On My Personal Locavore Journey: I think I did pretty well with this. While I’m always passionate about food and food policy, this challenge really brought local food to the fore; I found myself thinking about what I was eating in a way I haven’t since days of dieting (and those days are long gone!). Simply making a better choice when it was available to me (the tortilla chips, for example, are roughly the same price as the store-bought GMO-enhanced brand) was a solid step forward. I also became better acquainted with NOFA-NY (I’ve known several of its key leaders, having met them at various food conferences) and other organizations trying to make a difference in the foodshed at a grassroots/policy level.

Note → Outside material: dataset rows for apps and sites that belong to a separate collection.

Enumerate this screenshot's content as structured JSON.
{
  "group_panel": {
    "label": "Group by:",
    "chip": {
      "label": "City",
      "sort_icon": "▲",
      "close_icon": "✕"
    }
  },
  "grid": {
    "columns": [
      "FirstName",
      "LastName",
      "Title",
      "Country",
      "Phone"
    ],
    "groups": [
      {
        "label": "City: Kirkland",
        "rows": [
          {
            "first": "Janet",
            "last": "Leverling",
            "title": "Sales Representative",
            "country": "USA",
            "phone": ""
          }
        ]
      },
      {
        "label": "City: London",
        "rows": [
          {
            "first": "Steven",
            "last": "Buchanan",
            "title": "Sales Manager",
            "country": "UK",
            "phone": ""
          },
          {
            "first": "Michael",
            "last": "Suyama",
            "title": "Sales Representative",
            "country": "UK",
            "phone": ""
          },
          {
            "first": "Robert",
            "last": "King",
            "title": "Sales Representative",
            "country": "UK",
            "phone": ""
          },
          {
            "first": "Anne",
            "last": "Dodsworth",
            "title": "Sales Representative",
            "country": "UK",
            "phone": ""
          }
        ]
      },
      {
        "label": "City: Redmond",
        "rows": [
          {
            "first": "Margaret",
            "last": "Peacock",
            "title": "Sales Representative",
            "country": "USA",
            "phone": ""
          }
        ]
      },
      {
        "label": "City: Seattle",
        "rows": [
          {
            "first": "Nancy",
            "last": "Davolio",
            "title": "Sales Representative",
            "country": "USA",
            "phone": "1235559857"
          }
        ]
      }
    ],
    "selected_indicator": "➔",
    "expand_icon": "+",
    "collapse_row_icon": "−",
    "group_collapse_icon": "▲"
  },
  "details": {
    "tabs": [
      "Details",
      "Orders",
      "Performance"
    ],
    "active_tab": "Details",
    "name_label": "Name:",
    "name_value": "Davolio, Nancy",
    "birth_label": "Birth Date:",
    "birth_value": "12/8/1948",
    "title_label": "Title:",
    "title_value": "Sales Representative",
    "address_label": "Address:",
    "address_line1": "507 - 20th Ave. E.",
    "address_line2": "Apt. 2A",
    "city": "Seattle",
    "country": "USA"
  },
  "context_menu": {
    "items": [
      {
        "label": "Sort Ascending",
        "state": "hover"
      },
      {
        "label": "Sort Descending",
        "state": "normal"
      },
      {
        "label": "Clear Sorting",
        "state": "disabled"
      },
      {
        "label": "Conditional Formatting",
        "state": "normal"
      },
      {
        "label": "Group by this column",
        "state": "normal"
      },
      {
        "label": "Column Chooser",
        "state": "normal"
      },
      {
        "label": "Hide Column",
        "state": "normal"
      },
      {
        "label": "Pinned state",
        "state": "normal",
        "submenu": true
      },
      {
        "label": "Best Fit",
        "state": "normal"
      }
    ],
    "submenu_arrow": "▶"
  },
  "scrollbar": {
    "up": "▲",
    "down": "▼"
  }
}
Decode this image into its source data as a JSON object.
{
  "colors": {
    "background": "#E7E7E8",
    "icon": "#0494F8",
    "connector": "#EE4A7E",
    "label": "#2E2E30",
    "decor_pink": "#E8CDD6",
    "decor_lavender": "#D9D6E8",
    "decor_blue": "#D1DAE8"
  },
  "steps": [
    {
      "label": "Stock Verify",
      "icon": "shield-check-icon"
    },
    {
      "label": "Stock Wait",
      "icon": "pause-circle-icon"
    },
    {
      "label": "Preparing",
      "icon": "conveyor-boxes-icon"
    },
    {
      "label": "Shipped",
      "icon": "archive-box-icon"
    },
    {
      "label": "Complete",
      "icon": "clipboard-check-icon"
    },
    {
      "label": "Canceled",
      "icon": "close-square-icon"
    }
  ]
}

So, what will I do differently moving forward? Probably not a lot, to be honest. I don’t really think I’ll ever be a one-percenter, to coin a phrase: I will always source some of my food outside the local chain, whether its a great beer from Europe or a stress-free dinner at the local sushi joint. However, if I can narrow down my 10-percent non-local to 5 percent, I would consider my growth significant.
I so admire permaculturists who live in a way that harkens back to a simpler time. I do not mean that in a condescending way at all; I mean it sincerely. I’ve been reading a few blogs by communal farmers who live quietly and leave almost no carbon footprint in what they eat or how they survive. I would love to keep chickens (which is allowed in NYC, but I would still need a space in which to keep them) or learn to butcher (I am squeamish about this, but probably everyone who eats meat should slaughter an animal at least once in her lifetime) or make my own cheese. For now, I do what I can do and the Locavore Challenge was challenging, even to me. There’s still a long way to go, but every step away from the factory food chain is a good step to take.
Thank you NOFA-NY for throwing down a gauntlet I was happy to pick up. Maybe next year I’ll rise even higher to the occasion!